Making a Difference

Domini engages in direct dialogue with corporations in our portfolios and files shareholder proposals on a broad range of social, environmental, and corporate governance issues. Shareholder activism — the practice of active ownership — lies at the heart of what we believe responsible investing is all about. Here are a few ways your investment in the Domini Funds has made a difference. For more stories, click here.

A Season of Accountability

If you sit on the board of a publicly traded company, there is only one time of year when you must face your shareholders. For most companies, that time is at the spring annual meeting. Since the 1960’s, shareholders have raised key issues of concern at these meetings, from napalm production to racial discrimination to climate change. On behalf of our fund shareholders, we have submitted more than 250 shareholder proposals over the past 22 years, ensuring that your voice is heard.

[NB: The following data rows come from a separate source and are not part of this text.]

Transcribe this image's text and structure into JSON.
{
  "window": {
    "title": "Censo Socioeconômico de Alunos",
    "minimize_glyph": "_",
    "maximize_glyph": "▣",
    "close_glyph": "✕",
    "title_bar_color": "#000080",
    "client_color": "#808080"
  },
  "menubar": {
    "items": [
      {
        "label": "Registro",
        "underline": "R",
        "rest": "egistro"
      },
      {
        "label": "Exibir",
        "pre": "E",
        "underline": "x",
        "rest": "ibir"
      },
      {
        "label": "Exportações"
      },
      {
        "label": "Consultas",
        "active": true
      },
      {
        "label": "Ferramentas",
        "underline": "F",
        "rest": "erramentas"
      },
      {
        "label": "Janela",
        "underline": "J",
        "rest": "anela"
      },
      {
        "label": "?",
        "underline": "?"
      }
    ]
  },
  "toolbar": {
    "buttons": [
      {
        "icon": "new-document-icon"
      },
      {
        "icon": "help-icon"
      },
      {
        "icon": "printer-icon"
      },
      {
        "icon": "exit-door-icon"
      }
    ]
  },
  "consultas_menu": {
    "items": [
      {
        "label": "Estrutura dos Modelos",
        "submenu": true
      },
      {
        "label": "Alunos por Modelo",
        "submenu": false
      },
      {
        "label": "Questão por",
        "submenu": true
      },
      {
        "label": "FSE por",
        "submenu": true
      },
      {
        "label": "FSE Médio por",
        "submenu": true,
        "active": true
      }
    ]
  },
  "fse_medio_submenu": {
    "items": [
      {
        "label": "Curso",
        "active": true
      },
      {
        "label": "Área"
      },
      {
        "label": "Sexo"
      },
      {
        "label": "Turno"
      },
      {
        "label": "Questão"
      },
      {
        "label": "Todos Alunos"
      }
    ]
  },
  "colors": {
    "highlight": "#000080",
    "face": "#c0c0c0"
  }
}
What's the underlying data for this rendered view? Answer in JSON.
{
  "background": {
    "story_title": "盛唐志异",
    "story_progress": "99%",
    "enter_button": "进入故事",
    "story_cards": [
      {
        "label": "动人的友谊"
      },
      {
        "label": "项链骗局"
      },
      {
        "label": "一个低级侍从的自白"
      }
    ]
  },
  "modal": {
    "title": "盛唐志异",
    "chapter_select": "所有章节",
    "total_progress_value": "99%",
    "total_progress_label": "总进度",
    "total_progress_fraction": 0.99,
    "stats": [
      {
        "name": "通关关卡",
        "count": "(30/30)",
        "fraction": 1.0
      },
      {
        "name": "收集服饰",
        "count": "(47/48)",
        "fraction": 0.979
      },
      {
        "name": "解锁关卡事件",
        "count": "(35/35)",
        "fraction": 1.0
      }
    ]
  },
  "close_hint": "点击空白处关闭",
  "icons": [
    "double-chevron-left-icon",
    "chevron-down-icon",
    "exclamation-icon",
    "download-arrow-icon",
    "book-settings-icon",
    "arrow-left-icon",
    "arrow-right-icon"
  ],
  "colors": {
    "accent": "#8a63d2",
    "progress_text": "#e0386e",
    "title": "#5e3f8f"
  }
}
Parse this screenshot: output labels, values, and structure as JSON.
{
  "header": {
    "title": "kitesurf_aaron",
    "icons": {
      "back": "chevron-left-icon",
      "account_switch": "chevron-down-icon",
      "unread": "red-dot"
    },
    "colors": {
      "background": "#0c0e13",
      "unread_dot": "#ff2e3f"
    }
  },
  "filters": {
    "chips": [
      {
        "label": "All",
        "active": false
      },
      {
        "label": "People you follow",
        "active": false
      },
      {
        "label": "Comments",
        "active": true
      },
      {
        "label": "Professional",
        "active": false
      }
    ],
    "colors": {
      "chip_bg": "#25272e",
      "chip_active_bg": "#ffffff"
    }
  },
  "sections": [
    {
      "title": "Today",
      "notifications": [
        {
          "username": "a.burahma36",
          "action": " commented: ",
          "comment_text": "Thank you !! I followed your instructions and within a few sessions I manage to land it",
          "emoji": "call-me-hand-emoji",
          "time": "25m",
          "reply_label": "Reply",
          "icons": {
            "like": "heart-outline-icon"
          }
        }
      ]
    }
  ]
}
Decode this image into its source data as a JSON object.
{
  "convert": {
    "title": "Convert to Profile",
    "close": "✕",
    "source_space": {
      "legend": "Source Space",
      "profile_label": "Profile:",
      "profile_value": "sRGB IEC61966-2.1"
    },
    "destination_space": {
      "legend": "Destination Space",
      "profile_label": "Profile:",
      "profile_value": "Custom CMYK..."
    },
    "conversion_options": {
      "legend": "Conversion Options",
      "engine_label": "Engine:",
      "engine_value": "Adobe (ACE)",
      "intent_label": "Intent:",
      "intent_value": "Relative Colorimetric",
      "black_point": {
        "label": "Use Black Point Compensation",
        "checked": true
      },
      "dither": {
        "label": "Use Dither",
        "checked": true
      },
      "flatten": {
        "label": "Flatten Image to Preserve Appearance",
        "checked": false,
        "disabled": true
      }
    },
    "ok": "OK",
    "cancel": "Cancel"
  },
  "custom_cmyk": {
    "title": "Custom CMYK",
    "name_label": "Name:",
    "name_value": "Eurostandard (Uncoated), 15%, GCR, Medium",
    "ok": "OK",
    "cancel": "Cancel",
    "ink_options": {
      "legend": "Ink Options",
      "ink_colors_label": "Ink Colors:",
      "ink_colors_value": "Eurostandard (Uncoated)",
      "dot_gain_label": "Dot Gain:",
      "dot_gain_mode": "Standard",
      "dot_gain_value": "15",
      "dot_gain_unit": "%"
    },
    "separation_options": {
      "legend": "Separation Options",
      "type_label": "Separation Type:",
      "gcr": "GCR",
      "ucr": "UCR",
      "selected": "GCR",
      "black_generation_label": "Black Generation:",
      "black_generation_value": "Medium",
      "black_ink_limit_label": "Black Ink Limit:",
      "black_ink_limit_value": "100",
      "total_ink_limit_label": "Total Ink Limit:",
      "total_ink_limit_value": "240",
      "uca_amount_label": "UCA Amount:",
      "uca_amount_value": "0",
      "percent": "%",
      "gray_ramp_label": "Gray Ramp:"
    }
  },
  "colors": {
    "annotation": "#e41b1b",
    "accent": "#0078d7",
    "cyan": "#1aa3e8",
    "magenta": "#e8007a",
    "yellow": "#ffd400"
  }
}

Protecting Freedom of Expression and Privacy on the Internet

Internet and telecommunications companies receive thousands of requests per year from governments around the world to censor content or divulge information about their users. Many of these requests violate international human rights principles. For the past ten years, Domini has helped to build the Global Network Initiative (GNI), an organization focused on protecting freedom of expression and privacy from improper government intrusion.

Mandatory Sustainability Reporting

In April, the Securities and Exchange Commission (SEC) issued a historic Concept Release, seeking comments on a wide range of rules that require publicly traded companies to disclose information to their investors. We were very pleased to see the inclusion of a series of questions about sustainability information among the Release’s more than 300 pages.

Positive Change at Four Companies

In addition to using social, environmental and governance standards to select our investments, each year the Domini Social Equity Fund submits shareholder proposals to corporations in its portfolio, addressing a broad range of social and environmental issues.  They send a strong message to corporate management, and can often encourage the company to speak to us about reaching an agreement.

Our Position on Fossil Fuel Owners and Producers

For many years, Domini has incorporated concerns about the environmental risks of companies owning and producing fossil fuels into our investment standards. Over time, we have gradually eliminated an increasing number of these firms from our holdings as our concerns about a variety of environmental and safety issues, including climate change, have increased.